In terms of sustainability, windows are often overlooked. They can serve as crucial, constant heat escape zones in many regions of the world. However, this can often depend on the climate of the country, its glazing, and what materials are used. It’s important to consider whether they will be worth the cost.

In the UK, wooden double glazed sash windows cost more than standard uPVC casement windows (the cheapest sustainable material) but also make a return on investment in the savings on heating and the extra lifespan of the material. Consequently, the climate can make both the design and the choice of material worth it. The winters can be harsh and snowy in the UK, which is less likely to be the case in Cyprus.

So, is there still value in certain types of windows for both consumers and the environment?

What are sustainable windows?

Sustainability is a buzzword that’s thrown out a lot, so it’s important to clarify it, especially for people who don’t know how an item such as a window can play a role. Sustainable windows are often made of materials that are eco-friendly and prioritise energy efficiency at home by keeping in the heat or cold and minimising your air conditioning usage.

In effect, they aren’t just better for the environment, they are also better for your energy bills. They can seal up heat or cold escape zones and thus decrease the strain on your heating or cooling system by preventing air diffusion. In doing so, they can also decrease the strain on the energy grid, making them more environmentally friendly.

Another factor that adds to sustainability is the recyclability of the materials that make up the frame. Some materials have limited recyclability while others are infinitely recyclable as long as they are in a decent condition. One thing worth noting is that not all window panes are recyclable since most use very different types of glass.

Testing glazing in Cyprus

Researchers at Aswan University examined the impact of various types of window glazing, window orientations, and Window to Wall Ratios (WWR) in a typical office room located in Aswan, Egypt (which has a similar climate to Cyprus).

The findings indicated that a setup with a nanogel layer embedded between two argon layers and two single transparent glazing layers, with a WWR of 10%, substantially lowered the annual energy consumption across all directions (North, West, South, and East), with savings of 3.66%, 12.71%, 6.51%, and 4.18%, respectively.

Compared to a standard single clear glass layer (3 mm), these resulted in better thermal efficiency and cold capture. Additionally, the study found that the energy efficiency of using a nanogel layer with a WWR of 20% is roughly equivalent to that with a WWR of 10%. The configuration using the nanogel layer was the most effective.

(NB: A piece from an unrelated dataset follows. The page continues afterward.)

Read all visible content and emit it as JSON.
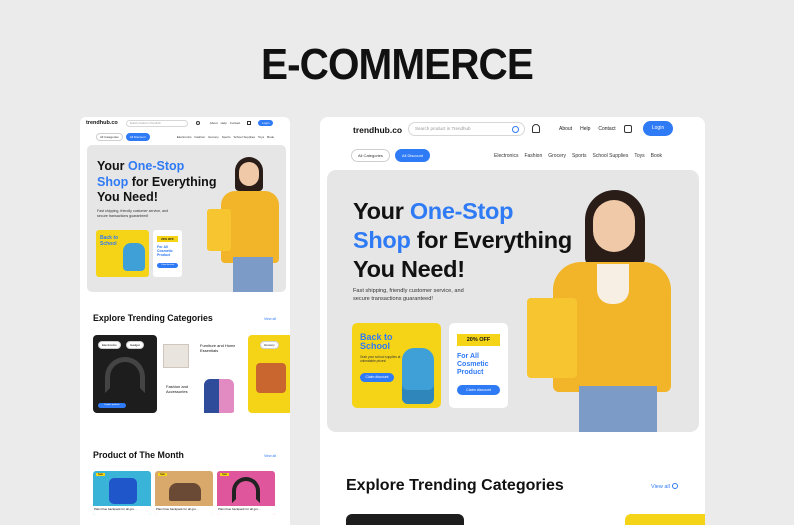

Electrochromic glass has also been shown to improve energy efficiency and the flow of light. Both of these options greatly reduce costs from multiple sides. Smart glazing and tinted glass were both good additions to the office buildings simulated in both studies, creating better energy efficiency and saving on costs.

Keep in mind that office buildings often have 100s of windows. If each one can prevent temperature changes by a small percentage it can lead to incredible cumulative savings. This also indicates that there are benefits to double glazing within the region.

Which materials work best?

Let’s examine which materials are the best in Cyprus based on the metrics above.

Wooden windows are by far the best in terms of home heating and recyclability, but their material sustainability can vary. The highest sustainability comes from soft woods since they grow faster but they have a slightly shorter lifespan because they are comparatively brittle. Wooden windows might be less feasible at scale because of the cost per unit.

Aluminium windows are another contender that have great thermal efficiency. While aluminium was not always considered a good option, the invention of thermal breaks made them far more suitable for sustainable operations. They are highly recyclable and, unlike wood, require a lot less maintenance. While wood can require polishing and treating against pests, aluminium windows are often treated against environmental hazards and other such issues in the manufacturing stage.

Additional benefits

Aside from the sustainability and energy savings they can provide, the windows listed can have some additional benefits. Materials like wood can often outlast most other materials (they can last up to 75 years if well-maintained) and provide better noise reduction as well.

Similarly, materials like aluminium can be strong even at low volumes. This allows for stylish designs with wide windows that allow for great lighting due to the slim frames that provide extra space for glass. This can save a lot in terms of annual lighting costs as well.

In conclusion, more sustainable windows can be a good addition to your home or office under the right conditions. In hotter regions where the cold needs to be kept in, they can mitigate your air conditioning costs. They may cost more than non-sustainable materials but they could be useful in providing better financial maintenance in the long run.